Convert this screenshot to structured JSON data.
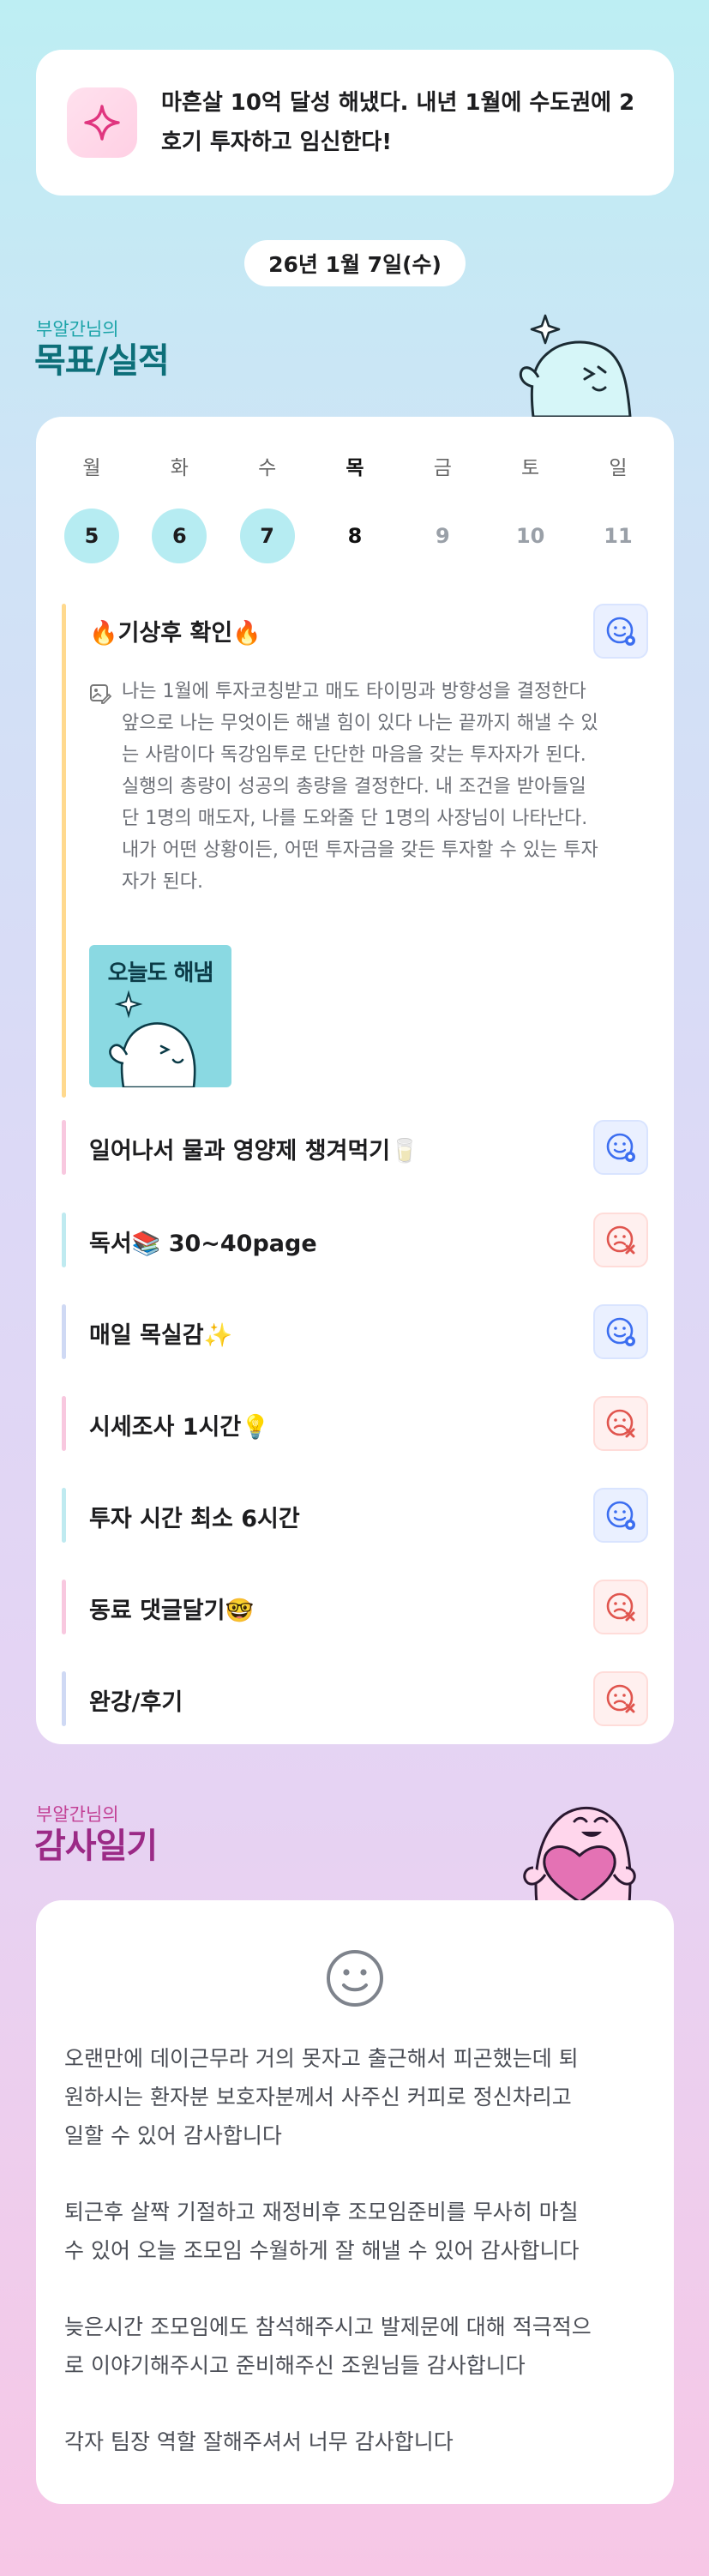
{
  "goal_banner": {
    "text_line1": "마흔살 10억 달성 해냈다. 내년 1월에 수도권에 2",
    "text_line2": "호기 투자하고 임신한다!",
    "icon": "sparkle-icon",
    "accent": "#e0357f"
  },
  "date": {
    "label": "26년 1월 7일(수)"
  },
  "goals_section": {
    "subtitle": "부알간님의",
    "title": "목표/실적",
    "title_color": "#0d6f79"
  },
  "week": [
    {
      "dow": "월",
      "num": "5",
      "state": "done"
    },
    {
      "dow": "화",
      "num": "6",
      "state": "done"
    },
    {
      "dow": "수",
      "num": "7",
      "state": "done"
    },
    {
      "dow": "목",
      "num": "8",
      "state": "today"
    },
    {
      "dow": "금",
      "num": "9",
      "state": "future"
    },
    {
      "dow": "토",
      "num": "10",
      "state": "future"
    },
    {
      "dow": "일",
      "num": "11",
      "state": "future"
    }
  ],
  "tasks": [
    {
      "label": "🔥기상후 확인🔥",
      "status": "ok",
      "color": "#ffd98e"
    },
    {
      "label": "일어나서 물과 영양제 챙겨먹기🥛",
      "status": "ok",
      "color": "#f8c8df"
    },
    {
      "label": "독서📚 30~40page",
      "status": "ng",
      "color": "#bfeaf0"
    },
    {
      "label": "매일 목실감✨",
      "status": "ok",
      "color": "#cfd9f4"
    },
    {
      "label": "시세조사 1시간💡",
      "status": "ng",
      "color": "#f8c8df"
    },
    {
      "label": "투자 시간 최소 6시간",
      "status": "ok",
      "color": "#bfeaf0"
    },
    {
      "label": "동료 댓글달기🤓",
      "status": "ng",
      "color": "#f8c8df"
    },
    {
      "label": "완강/후기",
      "status": "ng",
      "color": "#cfd9f4"
    }
  ],
  "memo": {
    "lines": [
      "나는 1월에 투자코칭받고 매도 타이밍과 방향성을 결정한다",
      "앞으로 나는 무엇이든 해낼 힘이 있다 나는 끝까지 해낼 수 있",
      "는 사람이다 독강임투로 단단한 마음을 갖는 투자자가 된다.",
      "실행의 총량이 성공의 총량을 결정한다. 내 조건을 받아들일",
      "단 1명의 매도자, 나를 도와줄 단 1명의 사장님이 나타난다.",
      "내가 어떤 상황이든, 어떤 투자금을 갖든 투자할 수 있는 투자",
      "자가 된다."
    ],
    "sticker_text": "오늘도 해냄"
  },
  "gratitude_section": {
    "subtitle": "부알간님의",
    "title": "감사일기",
    "title_color": "#9b2a86",
    "subtitle_color": "#c23f94"
  },
  "diary": {
    "face_icon": "smile-icon",
    "paragraphs": [
      [
        "오랜만에 데이근무라 거의 못자고 출근해서 피곤했는데 퇴",
        "원하시는 환자분 보호자분께서 사주신 커피로 정신차리고",
        "일할 수 있어 감사합니다"
      ],
      [
        "퇴근후 살짝 기절하고 재정비후 조모임준비를 무사히 마칠",
        "수 있어 오늘 조모임 수월하게 잘 해낼 수 있어 감사합니다"
      ],
      [
        "늦은시간 조모임에도 참석해주시고 발제문에 대해 적극적으",
        "로 이야기해주시고 준비해주신 조원님들 감사합니다"
      ],
      [
        "각자 팀장 역할 잘해주셔서 너무 감사합니다"
      ]
    ]
  }
}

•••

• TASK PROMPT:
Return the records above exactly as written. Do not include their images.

• EXERCISE SOLUTION:
Convert this screenshot to structured JSON data.
{
  "goal_banner": {
    "text_line1": "마흔살 10억 달성 해냈다. 내년 1월에 수도권에 2",
    "text_line2": "호기 투자하고 임신한다!",
    "icon": "sparkle-icon",
    "accent": "#e0357f"
  },
  "date": {
    "label": "26년 1월 7일(수)"
  },
  "goals_section": {
    "subtitle": "부알간님의",
    "title": "목표/실적",
    "title_color": "#0d6f79"
  },
  "week": [
    {
      "dow": "월",
      "num": "5",
      "state": "done"
    },
    {
      "dow": "화",
      "num": "6",
      "state": "done"
    },
    {
      "dow": "수",
      "num": "7",
      "state": "done"
    },
    {
      "dow": "목",
      "num": "8",
      "state": "today"
    },
    {
      "dow": "금",
      "num": "9",
      "state": "future"
    },
    {
      "dow": "토",
      "num": "10",
      "state": "future"
    },
    {
      "dow": "일",
      "num": "11",
      "state": "future"
    }
  ],
  "tasks": [
    {
      "label": "🔥기상후 확인🔥",
      "status": "ok",
      "color": "#ffd98e"
    },
    {
      "label": "일어나서 물과 영양제 챙겨먹기🥛",
      "status": "ok",
      "color": "#f8c8df"
    },
    {
      "label": "독서📚 30~40page",
      "status": "ng",
      "color": "#bfeaf0"
    },
    {
      "label": "매일 목실감✨",
      "status": "ok",
      "color": "#cfd9f4"
    },
    {
      "label": "시세조사 1시간💡",
      "status": "ng",
      "color": "#f8c8df"
    },
    {
      "label": "투자 시간 최소 6시간",
      "status": "ok",
      "color": "#bfeaf0"
    },
    {
      "label": "동료 댓글달기🤓",
      "status": "ng",
      "color": "#f8c8df"
    },
    {
      "label": "완강/후기",
      "status": "ng",
      "color": "#cfd9f4"
    }
  ],
  "memo": {
    "lines": [
      "나는 1월에 투자코칭받고 매도 타이밍과 방향성을 결정한다",
      "앞으로 나는 무엇이든 해낼 힘이 있다 나는 끝까지 해낼 수 있",
      "는 사람이다 독강임투로 단단한 마음을 갖는 투자자가 된다.",
      "실행의 총량이 성공의 총량을 결정한다. 내 조건을 받아들일",
      "단 1명의 매도자, 나를 도와줄 단 1명의 사장님이 나타난다.",
      "내가 어떤 상황이든, 어떤 투자금을 갖든 투자할 수 있는 투자",
      "자가 된다."
    ],
    "sticker_text": "오늘도 해냄"
  },
  "gratitude_section": {
    "subtitle": "부알간님의",
    "title": "감사일기",
    "title_color": "#9b2a86",
    "subtitle_color": "#c23f94"
  },
  "diary": {
    "face_icon": "smile-icon",
    "paragraphs": [
      [
        "오랜만에 데이근무라 거의 못자고 출근해서 피곤했는데 퇴",
        "원하시는 환자분 보호자분께서 사주신 커피로 정신차리고",
        "일할 수 있어 감사합니다"
      ],
      [
        "퇴근후 살짝 기절하고 재정비후 조모임준비를 무사히 마칠",
        "수 있어 오늘 조모임 수월하게 잘 해낼 수 있어 감사합니다"
      ],
      [
        "늦은시간 조모임에도 참석해주시고 발제문에 대해 적극적으",
        "로 이야기해주시고 준비해주신 조원님들 감사합니다"
      ],
      [
        "각자 팀장 역할 잘해주셔서 너무 감사합니다"
      ]
    ]
  }
}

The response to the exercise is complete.